Network Computing is part of the Informa Tech Division of Informa PLC

This site is operated by a business or businesses owned by Informa PLC and all copyright resides with them. Informa PLC's registered office is 5 Howick Place, London SW1P 1WG. Registered in England and Wales. Number 8860726.

Facebook Unveils Open Modular Switch

Building on its Wedge TOR switch and continuing its quest for disaggregated networking, Facebook on Wednesday introduced what it called the first open hardware modular switch.

The new platform, called "6-pack," is a full mesh non-blocking, two-stage switch with 12 independent switching elements that can each switch 1.28Tbps, Yuval Bachar, hardware engineer at Facebook and lead engineer on the project, wrote in a blog post.

"Each element runs its own operating system on the local server and is completely independent, from the switching aspects to the low-level board control and cooling system," he wrote. "This means we can modify any part of the system with no system-level impact, software or hardware."

6-pack uses as its basic building block the open top-of-rack switch code-named Wedge, which Facebook introduced last year with a Linux-based operating systems called FBOSS. The platform is designed as the core of Facebook's data center fabric, which it unveiled last fall. Facebook described it as the final piece of its data center network.



Figure 1:

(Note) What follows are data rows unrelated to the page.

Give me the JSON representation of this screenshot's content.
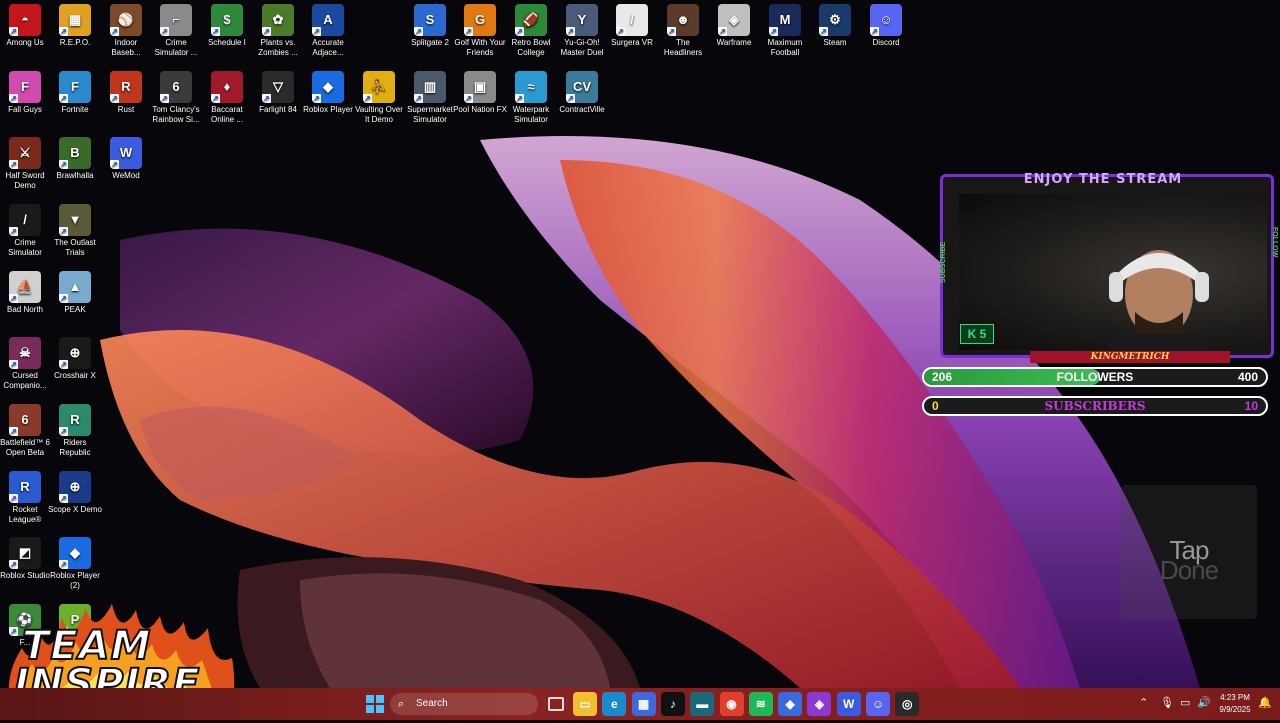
{
  "desktop": {
    "icons": [
      {
        "label": "Among Us",
        "color": "#c2161c",
        "glyph": "◓"
      },
      {
        "label": "R.E.P.O.",
        "color": "#e0a020",
        "glyph": "▦"
      },
      {
        "label": "Indoor Baseb...",
        "color": "#7a4a2a",
        "glyph": "⚾"
      },
      {
        "label": "Crime Simulator ...",
        "color": "#8a8a8a",
        "glyph": "⌐"
      },
      {
        "label": "Schedule I",
        "color": "#2d8a3a",
        "glyph": "$"
      },
      {
        "label": "Plants vs. Zombies ...",
        "color": "#4a7a2a",
        "glyph": "✿"
      },
      {
        "label": "Accurate Adjace...",
        "color": "#1a4aa0",
        "glyph": "A"
      },
      {
        "label": "Splitgate 2",
        "color": "#2a6ad0",
        "glyph": "S"
      },
      {
        "label": "Golf With Your Friends",
        "color": "#e07a10",
        "glyph": "G"
      },
      {
        "label": "Retro Bowl College",
        "color": "#2a8a3a",
        "glyph": "🏈"
      },
      {
        "label": "Yu-Gi-Oh! Master Duel",
        "color": "#4a5a7a",
        "glyph": "Y"
      },
      {
        "label": "Surgera VR",
        "color": "#e8e8e8",
        "glyph": "/"
      },
      {
        "label": "The Headliners",
        "color": "#5a3a2a",
        "glyph": "☻"
      },
      {
        "label": "Warframe",
        "color": "#c0c0c0",
        "glyph": "◈"
      },
      {
        "label": "Maximum Football",
        "color": "#1a2a5a",
        "glyph": "M"
      },
      {
        "label": "Steam",
        "color": "#1a3a6a",
        "glyph": "⚙"
      },
      {
        "label": "Discord",
        "color": "#5865f2",
        "glyph": "☺"
      },
      {
        "label": "Fall Guys",
        "color": "#d04ab0",
        "glyph": "F"
      },
      {
        "label": "Fortnite",
        "color": "#2a8ad0",
        "glyph": "F"
      },
      {
        "label": "Rust",
        "color": "#c0361c",
        "glyph": "R"
      },
      {
        "label": "Tom Clancy's Rainbow Si...",
        "color": "#3a3a3a",
        "glyph": "6"
      },
      {
        "label": "Baccarat Online ...",
        "color": "#a01a2a",
        "glyph": "♦"
      },
      {
        "label": "Farlight 84",
        "color": "#2a2a2a",
        "glyph": "▽"
      },
      {
        "label": "Roblox Player",
        "color": "#1a6ae0",
        "glyph": "◆"
      },
      {
        "label": "Vaulting Over It Demo",
        "color": "#e0b010",
        "glyph": "⛹"
      },
      {
        "label": "Supermarket Simulator",
        "color": "#4a5a6a",
        "glyph": "▥"
      },
      {
        "label": "Pool Nation FX",
        "color": "#8a8a8a",
        "glyph": "▣"
      },
      {
        "label": "Waterpark Simulator",
        "color": "#2a9ad0",
        "glyph": "≈"
      },
      {
        "label": "ContractVille",
        "color": "#3a7a9a",
        "glyph": "CV"
      },
      {
        "label": "Half Sword Demo",
        "color": "#7a2a1a",
        "glyph": "⚔"
      },
      {
        "label": "Brawlhalla",
        "color": "#3a6a2a",
        "glyph": "B"
      },
      {
        "label": "WeMod",
        "color": "#3a5ae0",
        "glyph": "W"
      },
      {
        "label": "Crime Simulator",
        "color": "#1a1a1a",
        "glyph": "/"
      },
      {
        "label": "The Outlast Trials",
        "color": "#5a5a3a",
        "glyph": "▼"
      },
      {
        "label": "Bad North",
        "color": "#d0d0d0",
        "glyph": "⛵"
      },
      {
        "label": "PEAK",
        "color": "#7aaad0",
        "glyph": "▲"
      },
      {
        "label": "Cursed Companio...",
        "color": "#7a2a5a",
        "glyph": "☠"
      },
      {
        "label": "Crosshair X",
        "color": "#1a1a1a",
        "glyph": "⊕"
      },
      {
        "label": "Battlefield™ 6 Open Beta",
        "color": "#8a3a2a",
        "glyph": "6"
      },
      {
        "label": "Riders Republic",
        "color": "#2a8a6a",
        "glyph": "R"
      },
      {
        "label": "Rocket League®",
        "color": "#2a5ad0",
        "glyph": "R"
      },
      {
        "label": "Scope X Demo",
        "color": "#1a3a8a",
        "glyph": "⊕"
      },
      {
        "label": "Roblox Studio",
        "color": "#1a1a1a",
        "glyph": "◩"
      },
      {
        "label": "Roblox Player (2)",
        "color": "#1a6ae0",
        "glyph": "◆"
      },
      {
        "label": "F...",
        "color": "#3a8a3a",
        "glyph": "⚽"
      },
      {
        "label": "",
        "color": "#6ab02a",
        "glyph": "P"
      }
    ]
  },
  "stream_overlay": {
    "title": "ENJOY THE STREAM",
    "badge": "K 5",
    "streamer_name": "KINGMETRICH",
    "side_left": "SUBSCRIBE",
    "side_right": "FOLLOW",
    "followers": {
      "current": "206",
      "label": "FOLLOWERS",
      "goal": "400",
      "progress": 0.515,
      "color": "#3dbb55"
    },
    "subscribers": {
      "current": "0",
      "label": "SUBSCRIBERS",
      "goal": "10",
      "progress": 0.0,
      "color": "#c23ad8"
    }
  },
  "tap_widget": {
    "line1": "Tap",
    "line2": "Done"
  },
  "team_logo": {
    "line1": "TEAM",
    "line2": "INSPIRE"
  },
  "taskbar": {
    "search_placeholder": "Search",
    "clock_time": "4:23 PM",
    "clock_date": "9/9/2025",
    "pinned": [
      {
        "name": "file-explorer",
        "color": "#f0c030",
        "glyph": "▭"
      },
      {
        "name": "edge",
        "color": "#1a8ad0",
        "glyph": "e"
      },
      {
        "name": "store",
        "color": "#3a6ae0",
        "glyph": "▦"
      },
      {
        "name": "tiktok",
        "color": "#111111",
        "glyph": "♪"
      },
      {
        "name": "app-teal",
        "color": "#1a6a7a",
        "glyph": "▬"
      },
      {
        "name": "chrome",
        "color": "#e0402a",
        "glyph": "◉"
      },
      {
        "name": "spotify",
        "color": "#1db954",
        "glyph": "≋"
      },
      {
        "name": "roblox",
        "color": "#3a6ae0",
        "glyph": "◆"
      },
      {
        "name": "app-purple",
        "color": "#8a3ad0",
        "glyph": "◈"
      },
      {
        "name": "wemod",
        "color": "#3a5ae0",
        "glyph": "W"
      },
      {
        "name": "discord",
        "color": "#5865f2",
        "glyph": "☺"
      },
      {
        "name": "obs",
        "color": "#2a2a2a",
        "glyph": "◎"
      }
    ]
  }
}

"With '6-pack,' we have created an architecture that enables us to build any size switch using simple set of common building blocks," Bachar wrote. "And because the design is so open and so modular --  and so agnostic when it comes to switching technology and software -- we hope this is a platform that the entire industry can build on."

Facebook plans to propose contributing the design to the Open Compute Project, which the company launched in 2011. OCP focuses on developing open designs for data center infrastructure components such as racks, servers and storage. Networking was added to OCP agenda in 2013, when Facebook launched the effort that led to Wedge.

In his blog, Bachar reiterated Facebook's reasons for working to break down network components and create modular, disaggregated systems: "As Facebook’s infrastructure has scaled, we’ve frequently run up against the limits of traditional networking technologies, which tend to be too closed, monolithic, and iterative for the scale at which we operate and the pace at which we move."

Facebook has 6-pack, Wedge, and FBOSS in production testing in its data centers.